The list of Palestinian leaders Israel has murdered is too long to count and that of those wasting away in Israeli prisoners is longer still. Israel has created an entire penal system for the purpose of the so-called “security” prisoners. Through this system, Israel has over the span of forty years violated practically every international law regarding political prisoners, by denying them their rights as human beings and as freedom fighters.

As we look forward, we are faced with two options: as Nusseibeh puts it, from the Palestinian perspective, “Either we get our state or they will have a battle for equal rights on their hands.” Among Palestinians, he writes “readiness for a two-state solution is not a permanent fixture” and if Israel does not act soon to allow an independent Palestinian state “Israelis might have an anti-apartheid campaign on their hands.” Today the anti-apartheid campaign seems almost inevitable.

Either way the future has to be determined by the two sides as equal partners. As long as the occupation exists and the Israeli military has the upper hand there can be no equality. Clearly, it’s going to be an uphill battle to end the occupation, but Nusseibeh’s experience shows that a serious nonviolent campaign can yield results. As he puts it: “Israelis had nothing in their repertoire to defeat a dedicated nonviolent campaign of civil disobedience” and apart from using excessive force, they still don’t.

Our two nations have been manipulated and lied to for a very long time, and the gap is deep as the wall is high.
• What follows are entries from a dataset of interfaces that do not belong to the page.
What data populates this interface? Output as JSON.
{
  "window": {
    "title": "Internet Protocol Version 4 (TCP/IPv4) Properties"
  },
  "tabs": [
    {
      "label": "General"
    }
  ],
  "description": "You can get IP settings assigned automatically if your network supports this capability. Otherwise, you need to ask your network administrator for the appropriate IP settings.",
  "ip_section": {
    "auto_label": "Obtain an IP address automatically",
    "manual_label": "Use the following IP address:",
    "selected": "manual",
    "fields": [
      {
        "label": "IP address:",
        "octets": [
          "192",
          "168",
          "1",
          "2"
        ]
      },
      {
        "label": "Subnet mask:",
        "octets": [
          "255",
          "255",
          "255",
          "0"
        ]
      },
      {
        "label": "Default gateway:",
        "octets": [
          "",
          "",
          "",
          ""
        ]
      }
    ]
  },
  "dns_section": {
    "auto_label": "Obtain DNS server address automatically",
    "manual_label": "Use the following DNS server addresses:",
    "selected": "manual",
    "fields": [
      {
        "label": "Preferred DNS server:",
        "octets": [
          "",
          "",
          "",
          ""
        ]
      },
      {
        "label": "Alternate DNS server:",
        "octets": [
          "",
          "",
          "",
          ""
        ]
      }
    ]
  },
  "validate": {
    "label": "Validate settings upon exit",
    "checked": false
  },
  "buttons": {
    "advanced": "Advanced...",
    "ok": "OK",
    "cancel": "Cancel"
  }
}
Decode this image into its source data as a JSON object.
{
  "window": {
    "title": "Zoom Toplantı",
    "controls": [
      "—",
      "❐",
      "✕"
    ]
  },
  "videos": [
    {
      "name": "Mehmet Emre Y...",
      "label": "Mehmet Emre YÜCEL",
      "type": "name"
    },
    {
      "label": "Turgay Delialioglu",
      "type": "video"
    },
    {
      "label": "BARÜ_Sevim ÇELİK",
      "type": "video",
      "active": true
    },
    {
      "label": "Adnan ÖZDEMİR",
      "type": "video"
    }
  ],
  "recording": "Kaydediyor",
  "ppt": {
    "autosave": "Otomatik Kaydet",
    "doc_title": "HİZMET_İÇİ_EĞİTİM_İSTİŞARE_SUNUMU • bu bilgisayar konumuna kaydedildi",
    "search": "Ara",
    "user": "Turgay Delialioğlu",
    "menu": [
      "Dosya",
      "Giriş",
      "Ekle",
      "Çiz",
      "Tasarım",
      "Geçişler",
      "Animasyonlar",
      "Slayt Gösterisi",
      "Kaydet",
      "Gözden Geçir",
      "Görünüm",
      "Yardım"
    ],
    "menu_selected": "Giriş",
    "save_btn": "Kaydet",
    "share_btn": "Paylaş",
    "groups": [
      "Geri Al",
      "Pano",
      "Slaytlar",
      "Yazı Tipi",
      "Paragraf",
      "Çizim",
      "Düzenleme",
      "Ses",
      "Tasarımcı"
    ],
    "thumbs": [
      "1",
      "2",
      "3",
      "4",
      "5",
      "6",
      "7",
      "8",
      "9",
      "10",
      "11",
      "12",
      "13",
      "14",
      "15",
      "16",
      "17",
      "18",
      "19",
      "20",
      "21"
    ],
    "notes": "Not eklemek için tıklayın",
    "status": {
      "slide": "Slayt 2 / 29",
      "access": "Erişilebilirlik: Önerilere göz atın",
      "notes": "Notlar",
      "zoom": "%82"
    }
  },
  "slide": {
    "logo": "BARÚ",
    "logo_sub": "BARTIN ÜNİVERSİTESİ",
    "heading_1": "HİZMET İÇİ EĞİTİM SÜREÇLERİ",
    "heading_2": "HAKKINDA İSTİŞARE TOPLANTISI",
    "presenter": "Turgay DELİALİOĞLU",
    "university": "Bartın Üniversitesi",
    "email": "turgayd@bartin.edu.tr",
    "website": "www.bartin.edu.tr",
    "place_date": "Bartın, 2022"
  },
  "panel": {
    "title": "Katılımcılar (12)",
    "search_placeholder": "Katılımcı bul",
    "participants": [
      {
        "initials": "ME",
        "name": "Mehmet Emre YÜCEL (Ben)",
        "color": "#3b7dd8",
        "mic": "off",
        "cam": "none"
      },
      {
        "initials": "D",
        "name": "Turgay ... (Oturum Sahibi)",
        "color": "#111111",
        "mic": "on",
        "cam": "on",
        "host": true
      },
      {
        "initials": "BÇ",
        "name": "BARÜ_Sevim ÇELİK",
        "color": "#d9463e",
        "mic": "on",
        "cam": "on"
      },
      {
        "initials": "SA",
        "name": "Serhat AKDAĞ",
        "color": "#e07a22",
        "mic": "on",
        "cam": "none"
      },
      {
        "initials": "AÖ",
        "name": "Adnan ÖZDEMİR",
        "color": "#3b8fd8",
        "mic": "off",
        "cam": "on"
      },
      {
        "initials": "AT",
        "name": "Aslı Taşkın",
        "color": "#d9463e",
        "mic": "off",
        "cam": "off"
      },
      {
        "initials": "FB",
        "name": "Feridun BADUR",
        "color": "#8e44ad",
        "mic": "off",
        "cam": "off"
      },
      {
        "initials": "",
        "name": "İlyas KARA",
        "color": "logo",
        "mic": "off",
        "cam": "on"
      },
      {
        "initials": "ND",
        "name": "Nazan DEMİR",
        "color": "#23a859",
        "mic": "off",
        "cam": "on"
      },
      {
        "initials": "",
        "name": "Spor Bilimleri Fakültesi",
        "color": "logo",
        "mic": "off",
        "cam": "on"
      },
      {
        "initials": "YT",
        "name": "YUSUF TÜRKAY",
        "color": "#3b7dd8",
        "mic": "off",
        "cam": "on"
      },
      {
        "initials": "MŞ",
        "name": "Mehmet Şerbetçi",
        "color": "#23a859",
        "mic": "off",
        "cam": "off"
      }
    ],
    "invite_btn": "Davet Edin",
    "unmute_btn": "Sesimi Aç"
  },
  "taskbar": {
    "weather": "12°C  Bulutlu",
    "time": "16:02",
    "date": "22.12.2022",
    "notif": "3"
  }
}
Still, as improbable as it may seem today, what this book suggests is true: what we as Israelis and Palestinians have in common is far greater than the issues that divide us. We now need to join hands, tear down the wall and work together to determine our future as equal partners. As I look back to 1995, I can’t help remembering that among those who called to wish my dying father a speedy recovery was the late Palestinian President, Yasser Arafat.